moment of her death (for while one group contended that the Texan law should result to renvoi, the other
group contended that no renvoi was possible).
ISSUE: Whether or not Texas Law should apply.
HELD: The Supreme Court held that for what the Texas law is on the matter, is a question of fact to be
resolved by the evidence that would be presented in the probate court. Texas law at the time of her death (and
not said law at any other time). NOTE: Dynamics of law.

Llorente vs CA
on November 5, 2010
345 scra 592
Nationality Principle
Lorenzo and petitioner Paula Llorente was married before a parish priest. Before the outbreak of war,
Lorenzo departed for the United States and Paula was left at the conjugal home. Lorenzo was naturalized by
the United State. After the liberation of the Philippines he went home and visited his wife to which he
discovered that his wife was pregnant and was having an adulterous relationship. Lorenzo returned to the US
and filed for divorce. Lorenzo married Alicia LLorente; they lived together for 25 years and begot 3 children.
Lorenzo on his last will and testament bequeathed all his property to Alicia and their 3 children. Paula filed a
petition for letters administration over Lorenzos estate. The RTC ruled in favor of Paula. On appeal, the
decision was modified declaring Alicia as co-owner of whatever properties they have acquired. Hence, this
petition to the Supreme Court.
ISSUES: Whether or not the divorce obtained by Lorenzo capacitated him to remarry. Who are entitled to
inherit from the late Lorenzo Llorente?
HELD: In Van Dorn vs Ramillo Jr. the Supreme Court held that owing to the nationality principle embodied
in Article 15 of the Civil Code, only Philippine nationals are covered by the policy against absolute divorce.
In the same case, the Court ruled that aliens may obtain divorce abroad provided that they are valid according
to their national law. The Supreme Court held that divorce obtained by Lorenzo from his first wife Paula was
valid and recognized in this jurisdiction as a matter of comity.
The Supreme Court remanded the case to the court of origin for the determination of the intrinsic validity of

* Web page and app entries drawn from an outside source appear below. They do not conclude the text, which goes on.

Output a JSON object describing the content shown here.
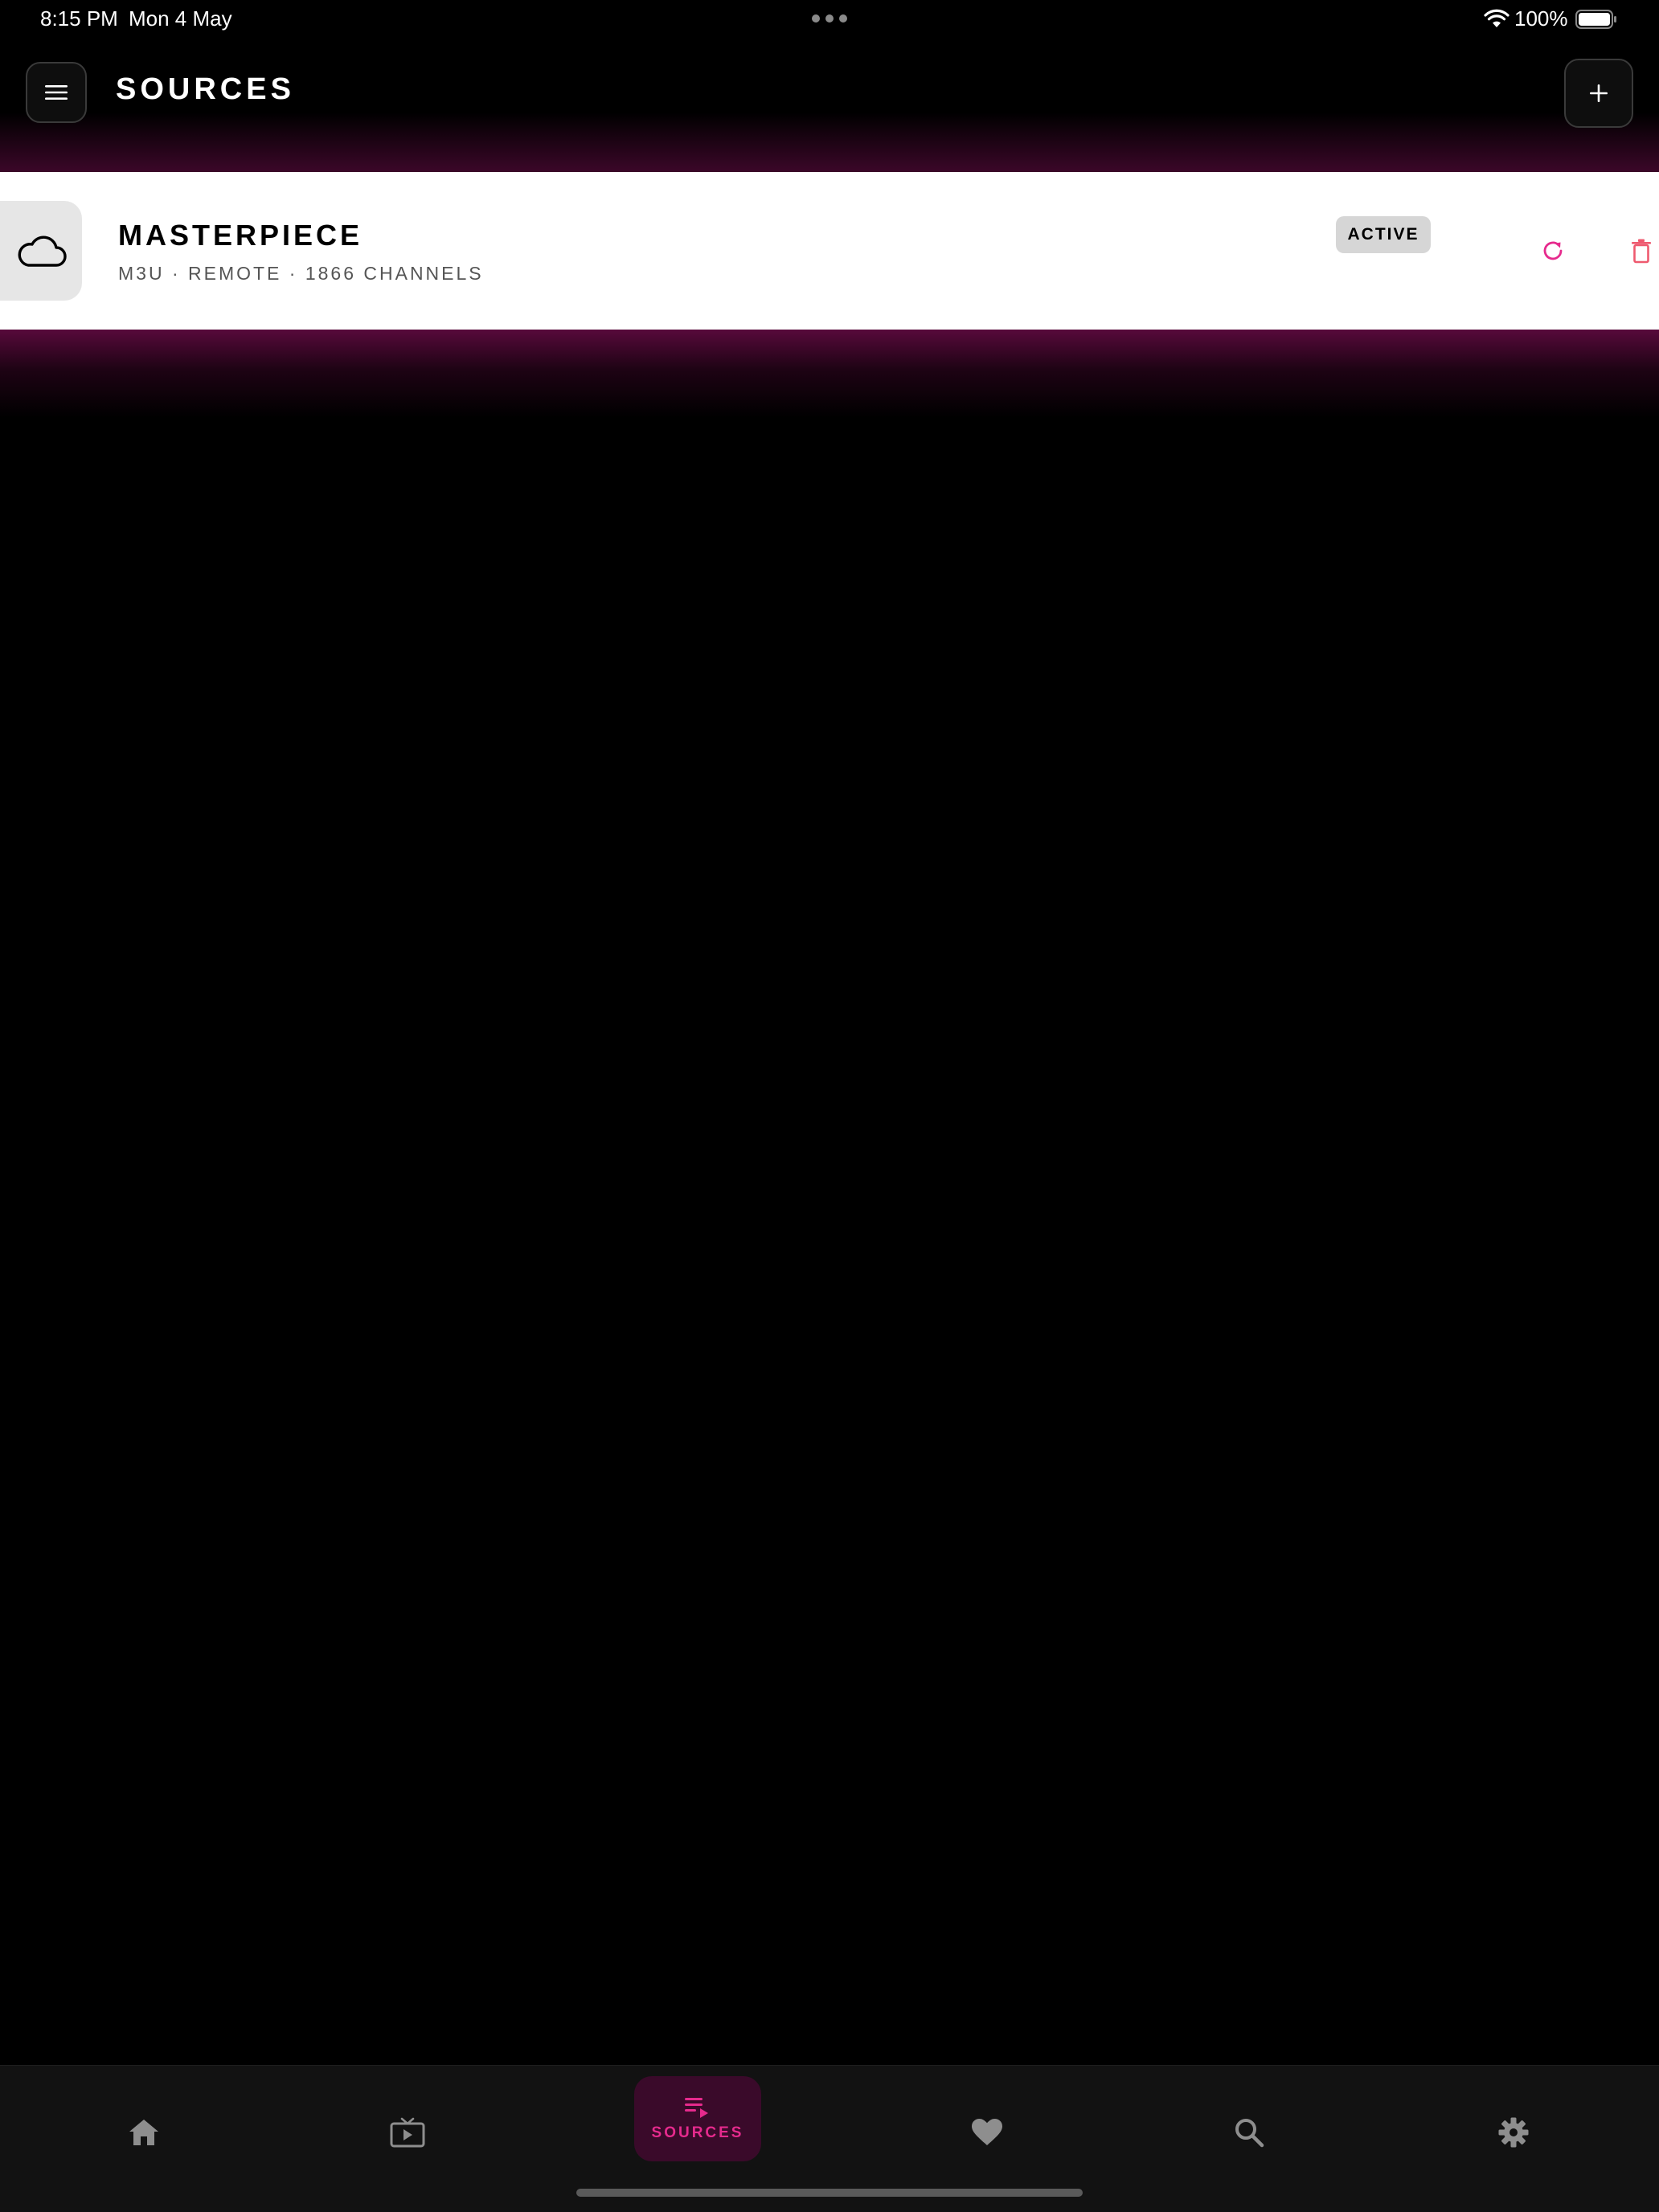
{
  "status_bar": {
    "time": "8:15 PM",
    "date": "Mon 4 May",
    "battery_percent": "100%",
    "icons": [
      "wifi-icon",
      "battery-icon",
      "multitasking-dots-icon"
    ]
  },
  "header": {
    "title": "SOURCES",
    "menu_icon": "hamburger-icon",
    "add_icon": "plus-icon"
  },
  "sources": [
    {
      "name": "MASTERPIECE",
      "meta": "M3U · REMOTE · 1866 CHANNELS",
      "status": "ACTIVE",
      "icon": "cloud-icon",
      "actions": [
        "refresh-icon",
        "trash-icon"
      ]
    }
  ],
  "bottom_nav": {
    "items": [
      {
        "icon": "home-icon",
        "label": ""
      },
      {
        "icon": "live-tv-icon",
        "label": ""
      },
      {
        "icon": "playlist-icon",
        "label": "SOURCES",
        "active": true
      },
      {
        "icon": "heart-icon",
        "label": ""
      },
      {
        "icon": "search-icon",
        "label": ""
      },
      {
        "icon": "gear-icon",
        "label": ""
      }
    ]
  },
  "colors": {
    "accent": "#e62a8d",
    "background": "#000000",
    "card": "#ffffff",
    "nav_background": "#121212",
    "active_tab_background": "#3a0a2a",
    "badge_background": "#d6d6d6",
    "delete_red": "#ee5a6f"
  }
}
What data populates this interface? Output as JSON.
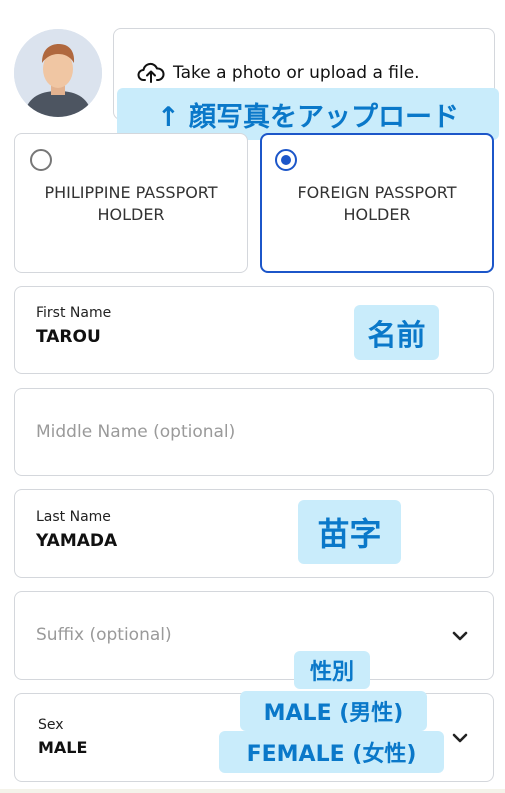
{
  "upload": {
    "label": "Take a photo or upload a file."
  },
  "annotations": {
    "upload_note": "↑ 顔写真をアップロード",
    "first_name_note": "名前",
    "last_name_note": "苗字",
    "sex_note": "性別",
    "male_note": "MALE (男性)",
    "female_note": "FEMALE (女性)"
  },
  "passport_options": [
    {
      "line1": "PHILIPPINE PASSPORT",
      "line2": "HOLDER",
      "selected": false
    },
    {
      "line1": "FOREIGN PASSPORT",
      "line2": "HOLDER",
      "selected": true
    }
  ],
  "fields": {
    "first_name": {
      "label": "First Name",
      "value": "TAROU"
    },
    "middle_name": {
      "placeholder": "Middle Name (optional)"
    },
    "last_name": {
      "label": "Last Name",
      "value": "YAMADA"
    },
    "suffix": {
      "placeholder": "Suffix (optional)"
    },
    "sex": {
      "label": "Sex",
      "value": "MALE"
    }
  },
  "colors": {
    "accent": "#1c56c9",
    "annotation_bg": "#c9ecfb",
    "annotation_text": "#0a78c9"
  },
  "icons": {
    "upload": "cloud-upload-icon",
    "chevron": "chevron-down-icon"
  }
}
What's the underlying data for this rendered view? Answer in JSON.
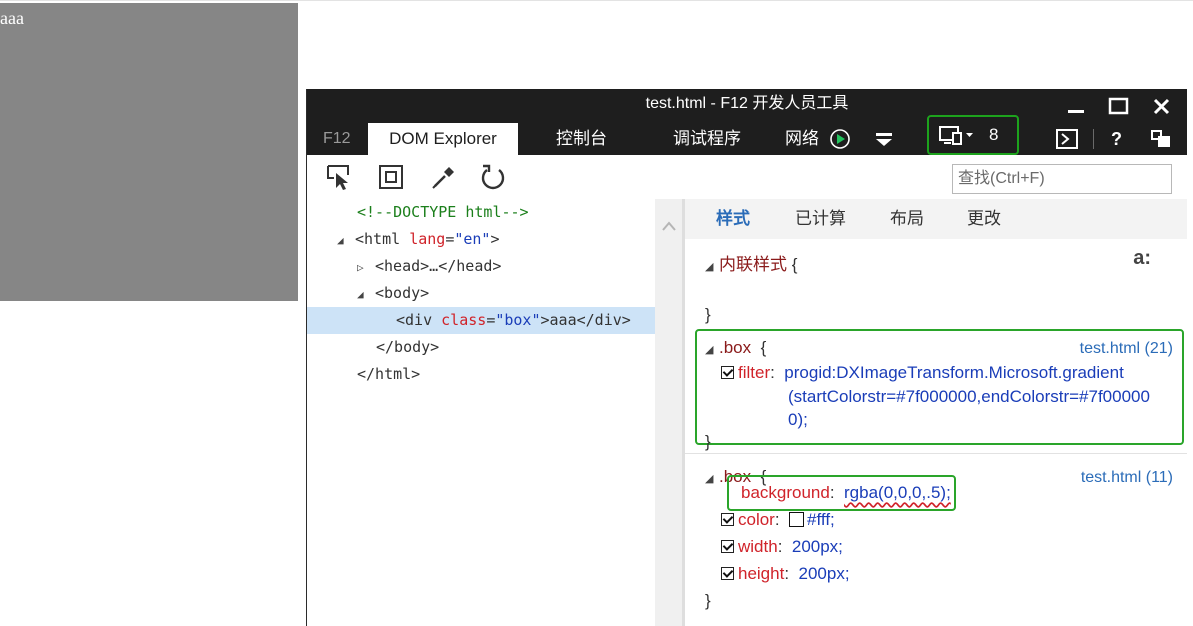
{
  "page": {
    "box_text": "aaa"
  },
  "window": {
    "title": "test.html - F12 开发人员工具"
  },
  "tabs": {
    "f12": "F12",
    "dom_explorer": "DOM Explorer",
    "console": "控制台",
    "debugger": "调试程序",
    "network": "网络",
    "emulation_count": "8"
  },
  "toolbar": {
    "find_placeholder": "查找(Ctrl+F)"
  },
  "dom": {
    "doctype": "<!--DOCTYPE html-->",
    "html_open": "<html",
    "html_attr": "lang",
    "html_eq": "=",
    "html_val": "\"en\"",
    "html_close_bracket": ">",
    "head": "<head>…</head>",
    "body_open": "<body>",
    "div_open": "<div",
    "div_attr": "class",
    "div_eq": "=",
    "div_val": "\"box\"",
    "div_close_bracket": ">",
    "div_text": "aaa",
    "div_end": "</div>",
    "body_close": "</body>",
    "html_close": "</html>"
  },
  "styles": {
    "tabs": [
      "样式",
      "已计算",
      "布局",
      "更改"
    ],
    "pseudo_toggle": "a:",
    "inline": {
      "label": "内联样式",
      "open": "{",
      "close": "}"
    },
    "rule1": {
      "selector": ".box",
      "open": "{",
      "source": "test.html (21)",
      "prop": "filter",
      "value_line1": "progid:DXImageTransform.Microsoft.gradient",
      "value_line2": "(startColorstr=#7f000000,endColorstr=#7f00000",
      "value_line3": "0);",
      "close": "}"
    },
    "rule2": {
      "selector": ".box",
      "open": "{",
      "source": "test.html (11)",
      "props": [
        {
          "name": "background",
          "value": "rgba(0,0,0,.5);"
        },
        {
          "name": "color",
          "value": "#fff;"
        },
        {
          "name": "width",
          "value": "200px;"
        },
        {
          "name": "height",
          "value": "200px;"
        }
      ],
      "close": "}"
    }
  },
  "colors": {
    "accent_green": "#2aa52a",
    "title_bar": "#1e1e1e",
    "link_blue": "#2b6cb8"
  }
}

Lorenzos will and determine the successional rights allowing proof of foreign law. The deceased is not
covered by our laws on family rights and duties, status, condition and legal capacity since he was a
foreigner.